What is required: For every entry below, give it back exactly and leave out any image.

(Collection entries)
---------------
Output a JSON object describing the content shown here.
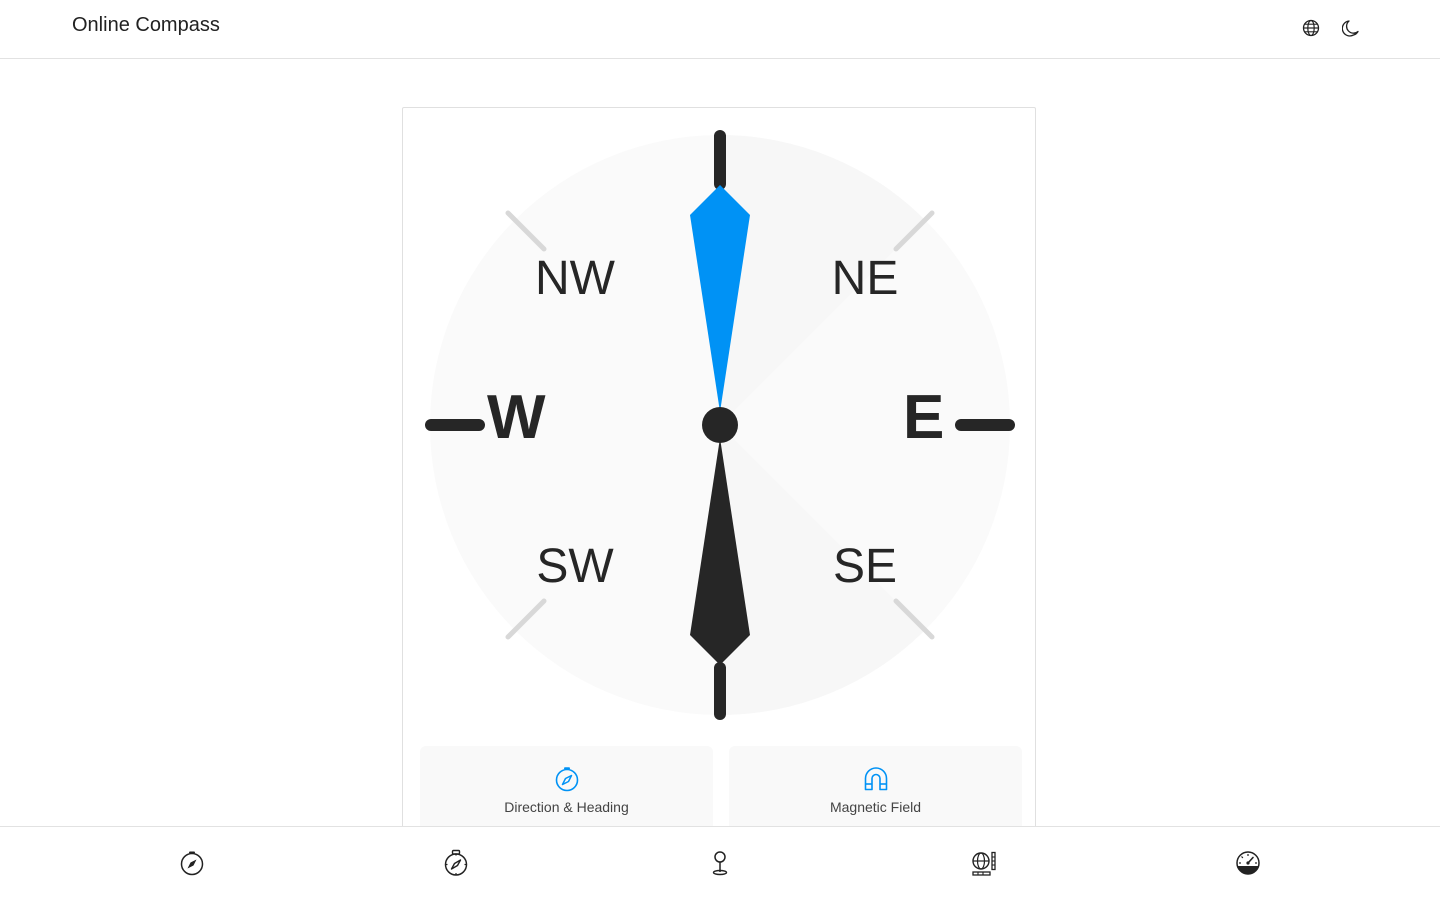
{
  "app": {
    "title": "Online Compass"
  },
  "header": {
    "language_icon": "globe-icon",
    "theme_icon": "moon-icon"
  },
  "compass": {
    "labels": {
      "west": "W",
      "east": "E",
      "northwest": "NW",
      "northeast": "NE",
      "southwest": "SW",
      "southeast": "SE"
    },
    "heading_degrees": 0
  },
  "tiles": [
    {
      "label": "Direction & Heading",
      "icon": "compass-icon"
    },
    {
      "label": "Magnetic Field",
      "icon": "magnet-icon"
    }
  ],
  "bottom_nav": {
    "items": [
      "compass-icon",
      "stopwatch-compass-icon",
      "location-pin-icon",
      "globe-tools-icon",
      "speedometer-icon"
    ]
  },
  "colors": {
    "accent": "#0092f5",
    "dark": "#262626",
    "muted_tick": "#d8d8d8",
    "dial_bg": "#fafafa"
  }
}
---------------
Output of the task:
Output a JSON object describing the content shown here.
{
  "app": {
    "title": "Online Compass"
  },
  "header": {
    "language_icon": "globe-icon",
    "theme_icon": "moon-icon"
  },
  "compass": {
    "labels": {
      "west": "W",
      "east": "E",
      "northwest": "NW",
      "northeast": "NE",
      "southwest": "SW",
      "southeast": "SE"
    },
    "heading_degrees": 0
  },
  "tiles": [
    {
      "label": "Direction & Heading",
      "icon": "compass-icon"
    },
    {
      "label": "Magnetic Field",
      "icon": "magnet-icon"
    }
  ],
  "bottom_nav": {
    "items": [
      "compass-icon",
      "stopwatch-compass-icon",
      "location-pin-icon",
      "globe-tools-icon",
      "speedometer-icon"
    ]
  },
  "colors": {
    "accent": "#0092f5",
    "dark": "#262626",
    "muted_tick": "#d8d8d8",
    "dial_bg": "#fafafa"
  }
}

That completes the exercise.